Even under a best-case scenario, Africa will need $44 billion for testing, personal protective equipment and treatment of coronavirus, according to a U.N. report. The worst-case scenario estimates $446 billion. The continent has recorded more than 1,100 deaths.

In Europe, Denmark, Austria, Spain and Germany began allowing some people back to work, including hairdressers, dentists and construction workers, and some stores were cleared to reopen or will soon get the OK.

Austrian Chancellor Sebastian Kurz said the government will be watching carefully and will "pull the emergency brake" if necessary.

Spain, among the worst-hit countries, will also begin allowing children out of their homes for brief periods next Monday. Denmark's Tivoli Gardens, the Copenhagen amusement park that inspired Walt Disney, will reopen on May 11.

But in an indication that it will be a long time before life returns to normal, Spain canceled its Running of the Bulls in Pamplona, the more than 400-year-old event made world-famous by Ernest Hemingway's 1926 novel "The Sun Also Rises." It was also called off during the Spanish Civil War in the 1930s.

The U.S. canceled the Scripps National Spelling Bee. The competition has been held since 1925 and was last scrubbed in 1945, during World War II.

"Our hearts go out to the spellers who won't get their final shot at winning," said Paige Kimble, executive director.

The U.S. has recorded more than 42,000 deaths — the highest in the world — and nearly 800,000 infections. according to a Johns Hopkins University count, though the true figures around the world are believed to be much higher, in part because of limited testing, difficulties in counting the dead and efforts by some governments to hide the extent of their outbreaks.

Germany called off the centuries-old Oktoberfest beer festival in Munich, which draws about 6 million visitors each year. It was previously canceled during the two world wars; during a period of hyperinflation in Germany in 1923; and because of cholera outbreaks in the 1800s.

"We agreed that the risk is simply too high," Bavarian governor Markus Soeder said.

In Italy, Premier Giuseppe Conte confirmed that businesses can start reopening on May 4 but doused any hopes of a full end to the country's strict lockdown.

"Many citizens are tired of the efforts that have been made so far and would like a significant loosening of these measures, or even their total abolition,'' Conte said on Facebook. "A decision of that kind would be irresponsible.''

In the U.S., some states, including South Carolina, Tennessee, West Virginia and Colorado, announced plans to begin reopening in stages in the coming days. Governors and local officials from many other states said they need help from Washington in ramping up testing first, warning they could get hit by a second wave of infections.

Political tensions were high. Some sheriffs in Washington state, Michigan and Wisconsin said they won't enforce stay-at-home orders.

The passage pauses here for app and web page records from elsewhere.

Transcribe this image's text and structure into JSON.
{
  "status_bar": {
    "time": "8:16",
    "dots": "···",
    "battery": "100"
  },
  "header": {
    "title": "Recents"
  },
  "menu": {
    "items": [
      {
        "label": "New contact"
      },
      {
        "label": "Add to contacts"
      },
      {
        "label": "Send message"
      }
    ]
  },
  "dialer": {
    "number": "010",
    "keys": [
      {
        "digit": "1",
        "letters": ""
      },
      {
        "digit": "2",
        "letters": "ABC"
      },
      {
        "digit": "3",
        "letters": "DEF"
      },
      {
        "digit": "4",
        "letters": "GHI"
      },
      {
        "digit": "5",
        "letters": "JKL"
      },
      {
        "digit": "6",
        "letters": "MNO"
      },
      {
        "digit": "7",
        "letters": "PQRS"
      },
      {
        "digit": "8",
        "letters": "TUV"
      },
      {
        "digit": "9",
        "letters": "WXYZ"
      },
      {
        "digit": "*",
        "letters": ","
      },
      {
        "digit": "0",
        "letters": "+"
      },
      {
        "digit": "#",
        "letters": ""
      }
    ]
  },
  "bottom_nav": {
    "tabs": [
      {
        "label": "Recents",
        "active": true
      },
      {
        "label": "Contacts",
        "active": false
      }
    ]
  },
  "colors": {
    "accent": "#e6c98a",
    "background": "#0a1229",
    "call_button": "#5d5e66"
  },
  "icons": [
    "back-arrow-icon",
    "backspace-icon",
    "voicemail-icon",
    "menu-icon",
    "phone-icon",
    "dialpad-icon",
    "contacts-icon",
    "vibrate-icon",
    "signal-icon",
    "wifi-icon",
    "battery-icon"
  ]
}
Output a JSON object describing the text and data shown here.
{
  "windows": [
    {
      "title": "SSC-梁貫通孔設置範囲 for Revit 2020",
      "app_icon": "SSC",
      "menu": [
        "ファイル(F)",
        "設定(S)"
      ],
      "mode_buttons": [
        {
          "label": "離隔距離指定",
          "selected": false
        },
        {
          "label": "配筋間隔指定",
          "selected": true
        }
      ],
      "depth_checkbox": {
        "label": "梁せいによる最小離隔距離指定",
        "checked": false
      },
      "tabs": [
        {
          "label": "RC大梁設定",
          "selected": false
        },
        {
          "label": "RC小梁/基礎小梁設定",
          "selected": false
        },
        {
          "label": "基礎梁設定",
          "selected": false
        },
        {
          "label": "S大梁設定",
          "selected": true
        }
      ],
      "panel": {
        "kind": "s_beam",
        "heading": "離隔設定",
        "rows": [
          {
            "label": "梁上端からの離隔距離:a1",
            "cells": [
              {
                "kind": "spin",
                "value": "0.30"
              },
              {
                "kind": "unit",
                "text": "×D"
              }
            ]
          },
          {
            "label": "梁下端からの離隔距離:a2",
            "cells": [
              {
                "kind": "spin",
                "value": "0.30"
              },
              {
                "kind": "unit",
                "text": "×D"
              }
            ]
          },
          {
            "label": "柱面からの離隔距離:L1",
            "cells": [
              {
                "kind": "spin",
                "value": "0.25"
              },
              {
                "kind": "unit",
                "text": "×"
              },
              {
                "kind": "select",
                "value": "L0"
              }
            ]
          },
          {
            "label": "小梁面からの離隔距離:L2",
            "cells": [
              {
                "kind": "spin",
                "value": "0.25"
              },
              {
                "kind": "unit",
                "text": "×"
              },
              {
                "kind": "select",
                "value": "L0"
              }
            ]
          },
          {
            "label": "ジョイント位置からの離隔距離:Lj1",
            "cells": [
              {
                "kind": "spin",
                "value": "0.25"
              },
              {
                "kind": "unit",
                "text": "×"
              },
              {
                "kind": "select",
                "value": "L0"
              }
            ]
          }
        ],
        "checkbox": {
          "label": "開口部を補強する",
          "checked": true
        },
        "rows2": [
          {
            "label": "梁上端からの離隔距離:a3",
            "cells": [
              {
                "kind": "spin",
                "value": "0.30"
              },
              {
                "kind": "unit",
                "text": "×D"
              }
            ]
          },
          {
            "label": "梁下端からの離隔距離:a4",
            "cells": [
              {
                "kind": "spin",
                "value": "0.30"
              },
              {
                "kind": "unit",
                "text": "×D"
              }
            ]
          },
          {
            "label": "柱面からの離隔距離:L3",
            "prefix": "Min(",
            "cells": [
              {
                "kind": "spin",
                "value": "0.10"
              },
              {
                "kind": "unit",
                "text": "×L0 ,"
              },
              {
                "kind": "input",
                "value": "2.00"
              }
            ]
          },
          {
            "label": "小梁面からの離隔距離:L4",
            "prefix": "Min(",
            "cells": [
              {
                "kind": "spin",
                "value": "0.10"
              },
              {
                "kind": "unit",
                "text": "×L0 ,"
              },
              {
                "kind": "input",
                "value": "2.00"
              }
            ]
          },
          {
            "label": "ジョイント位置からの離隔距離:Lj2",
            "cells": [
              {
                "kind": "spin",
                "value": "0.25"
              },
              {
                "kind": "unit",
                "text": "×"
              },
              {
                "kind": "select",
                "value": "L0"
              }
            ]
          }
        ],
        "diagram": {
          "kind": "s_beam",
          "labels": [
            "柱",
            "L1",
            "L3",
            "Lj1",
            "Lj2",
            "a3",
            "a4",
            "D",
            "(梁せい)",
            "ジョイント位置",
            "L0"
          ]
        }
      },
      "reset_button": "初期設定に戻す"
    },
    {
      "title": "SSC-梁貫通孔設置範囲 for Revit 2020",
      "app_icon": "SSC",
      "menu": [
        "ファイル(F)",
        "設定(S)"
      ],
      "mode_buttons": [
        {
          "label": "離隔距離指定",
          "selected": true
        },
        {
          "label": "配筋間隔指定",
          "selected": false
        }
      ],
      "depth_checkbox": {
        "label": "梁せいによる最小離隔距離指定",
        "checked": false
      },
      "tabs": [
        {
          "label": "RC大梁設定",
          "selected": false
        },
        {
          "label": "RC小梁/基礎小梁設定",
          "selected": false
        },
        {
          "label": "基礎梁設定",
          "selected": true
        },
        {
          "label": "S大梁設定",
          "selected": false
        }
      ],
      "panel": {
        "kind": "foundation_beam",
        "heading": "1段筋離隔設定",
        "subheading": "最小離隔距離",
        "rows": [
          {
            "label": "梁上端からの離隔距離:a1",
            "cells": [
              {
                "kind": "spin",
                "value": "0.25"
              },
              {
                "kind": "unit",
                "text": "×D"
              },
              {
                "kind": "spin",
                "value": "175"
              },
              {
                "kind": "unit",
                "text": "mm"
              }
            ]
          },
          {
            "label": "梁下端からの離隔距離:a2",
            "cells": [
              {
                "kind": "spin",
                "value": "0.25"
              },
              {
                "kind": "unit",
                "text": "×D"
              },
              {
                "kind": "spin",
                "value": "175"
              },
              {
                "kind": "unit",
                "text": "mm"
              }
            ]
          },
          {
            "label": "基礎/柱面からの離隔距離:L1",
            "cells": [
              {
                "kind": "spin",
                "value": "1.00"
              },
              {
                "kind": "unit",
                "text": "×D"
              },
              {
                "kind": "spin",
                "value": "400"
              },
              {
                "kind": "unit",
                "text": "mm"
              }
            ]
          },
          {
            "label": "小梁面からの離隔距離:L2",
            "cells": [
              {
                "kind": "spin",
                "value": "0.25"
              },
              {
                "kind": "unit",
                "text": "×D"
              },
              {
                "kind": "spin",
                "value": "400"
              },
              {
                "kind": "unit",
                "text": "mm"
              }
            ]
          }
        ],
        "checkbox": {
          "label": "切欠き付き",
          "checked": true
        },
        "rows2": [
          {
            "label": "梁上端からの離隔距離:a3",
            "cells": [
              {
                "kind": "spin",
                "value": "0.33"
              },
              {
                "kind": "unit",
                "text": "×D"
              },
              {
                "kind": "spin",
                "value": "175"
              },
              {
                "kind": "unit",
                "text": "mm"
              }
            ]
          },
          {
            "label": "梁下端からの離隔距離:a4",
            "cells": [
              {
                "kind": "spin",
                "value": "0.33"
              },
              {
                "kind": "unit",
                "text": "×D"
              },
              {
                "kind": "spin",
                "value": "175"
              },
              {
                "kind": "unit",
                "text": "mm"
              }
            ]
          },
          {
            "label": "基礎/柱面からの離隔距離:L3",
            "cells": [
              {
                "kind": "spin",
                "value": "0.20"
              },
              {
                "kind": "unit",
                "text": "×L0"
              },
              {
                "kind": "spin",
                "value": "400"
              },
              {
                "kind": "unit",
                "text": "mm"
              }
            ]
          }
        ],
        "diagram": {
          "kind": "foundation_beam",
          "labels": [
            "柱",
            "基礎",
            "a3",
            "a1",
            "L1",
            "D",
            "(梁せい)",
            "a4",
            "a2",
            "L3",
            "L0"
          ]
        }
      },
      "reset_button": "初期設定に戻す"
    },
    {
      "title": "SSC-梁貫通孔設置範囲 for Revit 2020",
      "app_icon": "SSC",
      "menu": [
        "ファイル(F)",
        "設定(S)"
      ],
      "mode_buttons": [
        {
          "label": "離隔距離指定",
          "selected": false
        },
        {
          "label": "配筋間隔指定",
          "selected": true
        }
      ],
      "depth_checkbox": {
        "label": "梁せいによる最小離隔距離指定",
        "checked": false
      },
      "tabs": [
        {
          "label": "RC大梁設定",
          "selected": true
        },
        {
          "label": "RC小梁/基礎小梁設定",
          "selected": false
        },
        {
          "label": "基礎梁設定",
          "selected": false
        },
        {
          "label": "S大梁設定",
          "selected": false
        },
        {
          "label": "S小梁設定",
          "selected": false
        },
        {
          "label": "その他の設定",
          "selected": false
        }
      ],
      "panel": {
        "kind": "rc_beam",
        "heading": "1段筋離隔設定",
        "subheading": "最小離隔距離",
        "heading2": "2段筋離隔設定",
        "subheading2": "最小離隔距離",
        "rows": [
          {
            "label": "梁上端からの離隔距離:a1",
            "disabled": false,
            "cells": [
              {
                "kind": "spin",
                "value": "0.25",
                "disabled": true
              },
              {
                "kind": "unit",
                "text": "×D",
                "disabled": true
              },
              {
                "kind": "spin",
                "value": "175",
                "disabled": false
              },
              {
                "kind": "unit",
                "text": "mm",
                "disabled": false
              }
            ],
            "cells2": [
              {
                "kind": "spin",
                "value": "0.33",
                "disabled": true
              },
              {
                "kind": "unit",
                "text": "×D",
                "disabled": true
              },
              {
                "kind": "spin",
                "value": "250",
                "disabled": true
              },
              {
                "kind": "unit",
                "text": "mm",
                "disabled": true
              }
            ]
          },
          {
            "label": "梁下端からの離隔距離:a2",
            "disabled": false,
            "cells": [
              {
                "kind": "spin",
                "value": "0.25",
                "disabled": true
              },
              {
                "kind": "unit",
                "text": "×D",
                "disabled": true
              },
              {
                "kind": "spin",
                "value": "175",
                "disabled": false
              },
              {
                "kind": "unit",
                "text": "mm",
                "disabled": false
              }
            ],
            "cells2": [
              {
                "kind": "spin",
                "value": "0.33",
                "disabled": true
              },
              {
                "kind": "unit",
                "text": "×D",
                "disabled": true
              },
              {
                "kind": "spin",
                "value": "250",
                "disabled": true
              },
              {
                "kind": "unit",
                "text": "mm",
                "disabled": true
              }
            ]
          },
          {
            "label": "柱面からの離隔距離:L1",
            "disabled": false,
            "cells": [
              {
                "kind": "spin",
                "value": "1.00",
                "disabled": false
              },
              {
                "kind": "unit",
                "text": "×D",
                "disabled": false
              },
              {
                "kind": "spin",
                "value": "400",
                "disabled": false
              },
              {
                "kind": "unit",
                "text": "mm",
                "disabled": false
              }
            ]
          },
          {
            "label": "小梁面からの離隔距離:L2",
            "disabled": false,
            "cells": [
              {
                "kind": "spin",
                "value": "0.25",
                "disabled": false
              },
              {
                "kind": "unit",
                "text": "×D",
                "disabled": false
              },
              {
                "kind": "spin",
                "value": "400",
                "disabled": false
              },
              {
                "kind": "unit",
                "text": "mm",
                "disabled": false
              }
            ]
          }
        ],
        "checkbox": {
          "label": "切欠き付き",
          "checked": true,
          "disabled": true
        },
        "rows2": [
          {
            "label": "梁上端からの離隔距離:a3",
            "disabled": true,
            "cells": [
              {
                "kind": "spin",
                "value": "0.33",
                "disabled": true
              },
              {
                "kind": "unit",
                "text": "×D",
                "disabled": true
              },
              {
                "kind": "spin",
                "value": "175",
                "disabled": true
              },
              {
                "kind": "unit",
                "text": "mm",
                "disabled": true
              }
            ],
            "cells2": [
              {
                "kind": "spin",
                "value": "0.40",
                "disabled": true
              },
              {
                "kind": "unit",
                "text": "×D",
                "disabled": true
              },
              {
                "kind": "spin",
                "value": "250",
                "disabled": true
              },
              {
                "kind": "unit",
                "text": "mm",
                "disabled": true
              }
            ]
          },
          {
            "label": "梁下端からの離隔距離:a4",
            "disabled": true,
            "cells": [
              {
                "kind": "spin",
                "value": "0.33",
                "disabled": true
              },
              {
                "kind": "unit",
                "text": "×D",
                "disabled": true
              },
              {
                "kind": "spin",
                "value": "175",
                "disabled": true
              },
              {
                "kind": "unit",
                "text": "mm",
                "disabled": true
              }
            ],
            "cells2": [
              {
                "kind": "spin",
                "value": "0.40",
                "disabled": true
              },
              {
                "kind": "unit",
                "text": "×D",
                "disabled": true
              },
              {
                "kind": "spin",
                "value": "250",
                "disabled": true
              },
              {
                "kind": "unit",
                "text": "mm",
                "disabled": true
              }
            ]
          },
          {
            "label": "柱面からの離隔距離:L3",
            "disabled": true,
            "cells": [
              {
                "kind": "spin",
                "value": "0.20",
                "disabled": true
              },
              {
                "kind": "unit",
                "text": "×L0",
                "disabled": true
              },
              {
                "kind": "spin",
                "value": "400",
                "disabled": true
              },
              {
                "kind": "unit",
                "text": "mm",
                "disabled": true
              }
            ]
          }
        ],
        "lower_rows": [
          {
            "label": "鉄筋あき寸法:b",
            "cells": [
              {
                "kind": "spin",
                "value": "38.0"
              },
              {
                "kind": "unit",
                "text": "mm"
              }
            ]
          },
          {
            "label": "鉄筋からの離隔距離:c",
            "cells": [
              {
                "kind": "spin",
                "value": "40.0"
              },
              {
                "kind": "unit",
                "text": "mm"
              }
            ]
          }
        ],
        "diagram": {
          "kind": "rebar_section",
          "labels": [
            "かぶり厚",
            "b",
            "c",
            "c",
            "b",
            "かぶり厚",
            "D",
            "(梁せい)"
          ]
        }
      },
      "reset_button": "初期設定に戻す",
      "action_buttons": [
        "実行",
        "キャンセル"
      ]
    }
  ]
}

The governors of those states have faced mounting calls to ease restrictions and have been targeted by protesters egged on by President Donald Trump, frustrated over the tanking economy.

Kristin Allin, who with her husband owns Bread and Butterfly restaurant and Proof Bakeshop in Atlanta, said they were caught off guard when Georgia's governor announced that restaurants could reopen for dine-in service within a week. They said they may remain closed for a month or more.

"I think most of our customers are not ready to venture out yet," she said.

New York Mayor Bill de Blasio said that governors easing off restrictions had better have the facts on their side or they could trigger a resurgence of the virus beyond their states' borders.

"If some of these reopenings are done the wrong way, it's going to affect all of us," de Blasio said on CNN.


Long reported from Washington. AP journalists worldwide contributed to this report.